I followed behind at a fair distance, allowing myself enough time to run in case he changed his mind. Once we arrived at the statue, I noticed something moving on his back.
“They are my wings, child,” he replied simply, as if he read my mind.
Of course he had wings. Tigers always have wings.
“What exactly did you want to show me?” I asked.
“This” He nodded towards the statue as he said it.
“The Lady of Death? What about her?”
“Do you know what she stands for?”, he looked at me as he asked this.
“She stands…for us to look at her?”
The tiger sighed, rolling his monstrous eyes.

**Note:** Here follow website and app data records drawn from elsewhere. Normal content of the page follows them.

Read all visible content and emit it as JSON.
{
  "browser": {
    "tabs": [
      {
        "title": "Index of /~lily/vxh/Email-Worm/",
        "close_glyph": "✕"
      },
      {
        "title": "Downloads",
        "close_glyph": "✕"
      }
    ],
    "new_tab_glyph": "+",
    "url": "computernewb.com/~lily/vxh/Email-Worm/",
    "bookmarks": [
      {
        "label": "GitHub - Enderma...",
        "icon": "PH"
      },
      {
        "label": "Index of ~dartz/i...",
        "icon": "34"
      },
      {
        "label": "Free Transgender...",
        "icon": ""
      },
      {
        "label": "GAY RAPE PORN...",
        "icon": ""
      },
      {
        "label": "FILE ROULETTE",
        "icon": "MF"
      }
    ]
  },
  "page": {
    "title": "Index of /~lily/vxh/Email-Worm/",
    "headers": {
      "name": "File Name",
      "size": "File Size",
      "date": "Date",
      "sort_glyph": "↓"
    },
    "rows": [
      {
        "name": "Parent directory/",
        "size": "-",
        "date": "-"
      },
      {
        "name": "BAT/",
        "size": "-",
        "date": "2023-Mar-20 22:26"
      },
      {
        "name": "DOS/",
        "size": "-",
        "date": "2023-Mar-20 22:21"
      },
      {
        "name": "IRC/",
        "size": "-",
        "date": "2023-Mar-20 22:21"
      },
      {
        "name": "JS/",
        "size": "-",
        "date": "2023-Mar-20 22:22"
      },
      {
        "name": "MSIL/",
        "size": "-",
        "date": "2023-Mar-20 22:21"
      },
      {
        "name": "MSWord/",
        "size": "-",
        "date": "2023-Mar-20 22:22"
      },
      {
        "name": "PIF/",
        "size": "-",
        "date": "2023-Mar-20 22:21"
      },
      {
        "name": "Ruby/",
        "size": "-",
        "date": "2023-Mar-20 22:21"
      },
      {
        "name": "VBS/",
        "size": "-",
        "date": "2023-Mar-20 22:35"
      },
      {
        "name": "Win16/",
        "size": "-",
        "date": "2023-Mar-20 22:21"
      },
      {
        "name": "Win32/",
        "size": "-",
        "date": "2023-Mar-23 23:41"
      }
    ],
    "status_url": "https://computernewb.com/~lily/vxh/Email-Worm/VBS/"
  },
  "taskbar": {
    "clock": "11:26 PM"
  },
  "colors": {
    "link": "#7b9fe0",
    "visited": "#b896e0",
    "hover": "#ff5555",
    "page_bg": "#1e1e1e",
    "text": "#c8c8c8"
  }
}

“No. She stands for family and remembrance. She is the reason that we celebrate this night.” He gestured to the families who were smiling and laughing while awaiting their ancestors. The man I’d stolen the tequila from sat beside a single grave, setting the flowers neatly against the stone. He kissed the hard cement as a tear fell from his cheek.
The family I’d stolen the bread from had plenty, but they didn’t seem to want to eat it.
They stared up at the night sky, an arm around every member to keep them all warm.
“Yeah, well in case you haven’t noticed Mr. Tiger,” I sighed “my family is dead. This day, means nothing to me. My family once celebrated it with open arms, welcoming strangers. But that’s all gone. I have nothing.”
“Ah, but child, your family isn’t all dead.”
He lifts my head up and points out my brother in the crowd who is calling out, looking for me.
“Your family is right there. And it doesn’t matter what else you have. As long as you have the ones you love, then you are the richest man alive. I should know, I’m dead.” He seemed to think that was rather funny, and to be honest so did I. We sat there laughing for a moment, then suddenly I spotted my brother again and I watched as he came towards me.
“Go to your brother child and remember, nothing is forever.”
I got up and ran. I don’t think in the past few months of thieving, I ever run that fast. But I didn’t care!
“Nickolas?”, my brother called, as I jumped into his arms.
“Where have you been?” he asked starting to weep, “I thought you tried to run away…”
“Not anymore,” I sniffed, “I promise.”
“Good. But who were you talking to over there? I saw your mouth moving, but no one was talking back.”
“You don’t see the…”
As I looked back, I too saw nothing. I got up and looked around but there wasn’t a tiger in sight.
I waited for a moment, remembering what the creature had said, nothing lasts forever.
“Forget it. Now come on, I have some stuff to return. Plus, I want to say hello to Mom and Dad.”